Rating: 10/10

Tuesday, 2 August 2011

A confession

I was really busy with moving house over the weekend, and I'm afraid to say that I never really got around to updating the blog. I did watch a few films last week, so rather than not post anything this week, I thought I'd just try and give a very brief impression of every movie I watched over the last seven days. I may come back and post proper reviews for these movies, and I promise that normal service will be resumed next week. Honest!

Au Revoir Les Enfants (1987)

A gripping French movie set at a Catholic school during the second world war. A Jewish boy is offered shelter by the head of the school; initially his classmates view him with suspicion, but he becomes friends with the main character, a rather spoilt boy who hides his insecurtiy beneath a facade of toughness. Spoiler alert: it doesn't end happily for any of the main characters. Very well made and ultimately, very moving. I thought I recognised one of the actors as the guy who plays the main judge in the French crime series Spiral, but it turned out I was sorely mistaken.

Rating: 8/10

Dog Day Afternoon (1975)
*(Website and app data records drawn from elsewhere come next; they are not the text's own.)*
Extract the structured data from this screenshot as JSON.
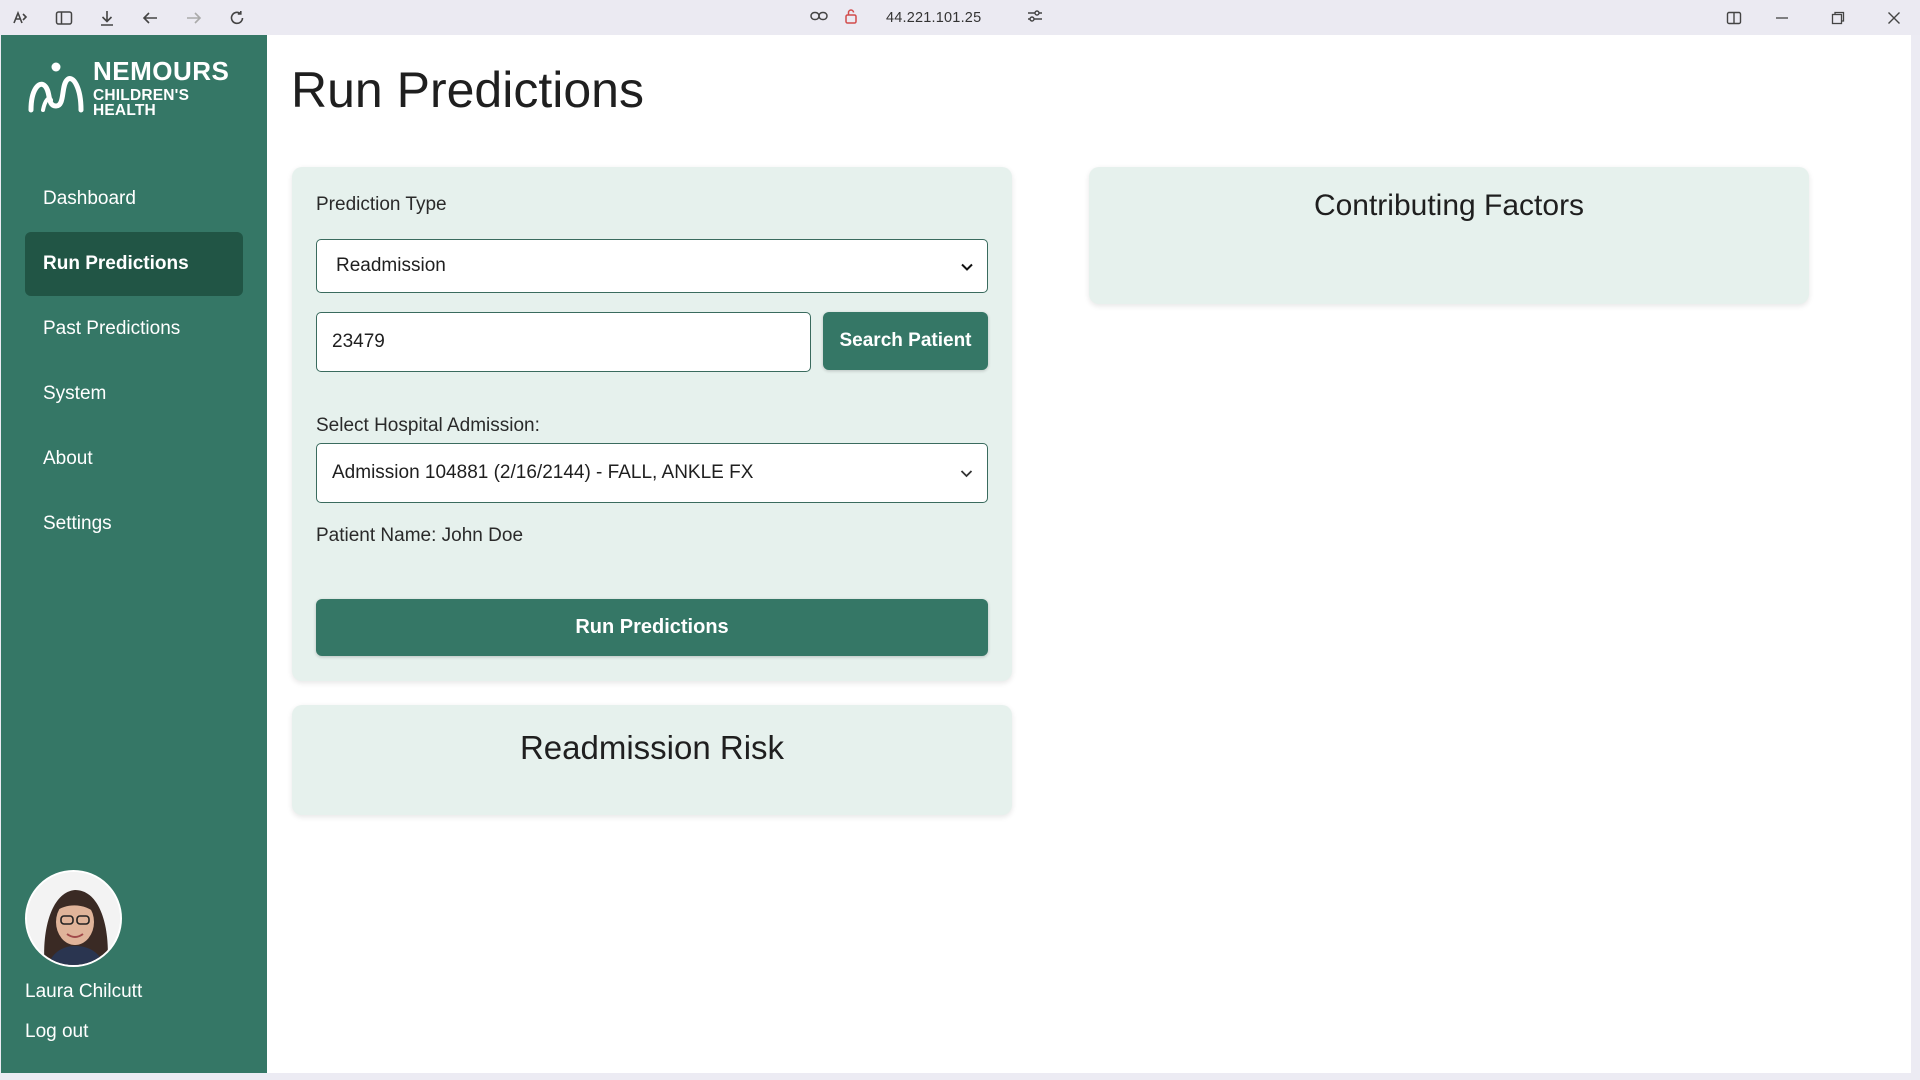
{
  "browser": {
    "url": "44.221.101.25",
    "icons": [
      "extensions-icon",
      "sidebar-icon",
      "download-icon",
      "back-icon",
      "forward-icon",
      "reload-icon",
      "link-icon",
      "lock-icon",
      "site-settings-icon",
      "split-view-icon",
      "minimize-icon",
      "restore-icon",
      "close-icon"
    ]
  },
  "logo": {
    "line1": "NEMOURS",
    "line2": "CHILDREN'S HEALTH"
  },
  "sidebar": {
    "items": [
      {
        "label": "Dashboard",
        "active": false
      },
      {
        "label": "Run Predictions",
        "active": true
      },
      {
        "label": "Past Predictions",
        "active": false
      },
      {
        "label": "System",
        "active": false
      },
      {
        "label": "About",
        "active": false
      },
      {
        "label": "Settings",
        "active": false
      }
    ],
    "user": {
      "name": "Laura Chilcutt",
      "logout": "Log out"
    }
  },
  "main": {
    "title": "Run Predictions",
    "form": {
      "prediction_type_label": "Prediction Type",
      "prediction_type_value": "Readmission",
      "patient_id_value": "23479",
      "search_button": "Search Patient",
      "admission_label": "Select Hospital Admission:",
      "admission_value": "Admission 104881 (2/16/2144) - FALL, ANKLE FX",
      "patient_name": "Patient Name: John Doe",
      "run_button": "Run Predictions"
    },
    "risk_card_title": "Readmission Risk",
    "factors_card_title": "Contributing Factors"
  },
  "colors": {
    "sidebar": "#357766",
    "sidebar_active": "#215545",
    "card": "#e6f1ed",
    "button": "#357766"
  }
}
Has Al Pacino ever bettered this performance? He plays a nervous but charismatic bank robber whose plan to steal enough money for his lover's sex change operation goes horribly wrong; he has to take a vault full of bank employees hostage and winds up at the centre of a media circus. Another great film from Sidney Lumet - somebody I've got a lot of time for, and who was making brilliant films as far back as Twelve Angry Men (1957) and as recently as Before The Devil Knows You're Dead (2007).

Rating: 9/10

Get Carter (1971)

Gritty is probably the word to describe this film. It might be a bit of a cliche, but it's definitely the appropriate word to use here. Michael Caine is terrific as the eponymous antihero, a cold London gangster who heads back up north to Newcastle to investigate his brother's death, and is prepared to take anyone out who gets in his way. Some of the accents seem a bit dodgy - there don't appear to be many real Geordies in the film - but you can overlook that because the rest of the film works so well. A Northern noir.

Rating: 8/10

Three O'Clock High (1987)

A pretty generic '80s high school movie, featuring a whole load of people who look rather too old to be in high school, and whose careers seem to have petered out these days. (A few notable exceptions: Arrested Development's Jeffrey Tambor, The X Files' Mitch Pileggi and Philip Baker Hall (best known to me as the library cop, Bookman, from Seinfeld)). The plot of this one sees the well liked but rather wimpy protagonist (Casey Siemaszko) offend the new kid in school, who resembles Nelson Muntz (or possibly a young Heath Ledger) on steroids. The Muntz stand in challenges Siemaszko to a fight, at three o'clock, outside the school grounds - and like the Lonesome Hobo, our hero is prepared to resort to pretty much anything, including bribery, blackmail and deceit, to avoid getting his clock cleaned. A few funny moments, but pretty average on the whole.

Rating: 6/10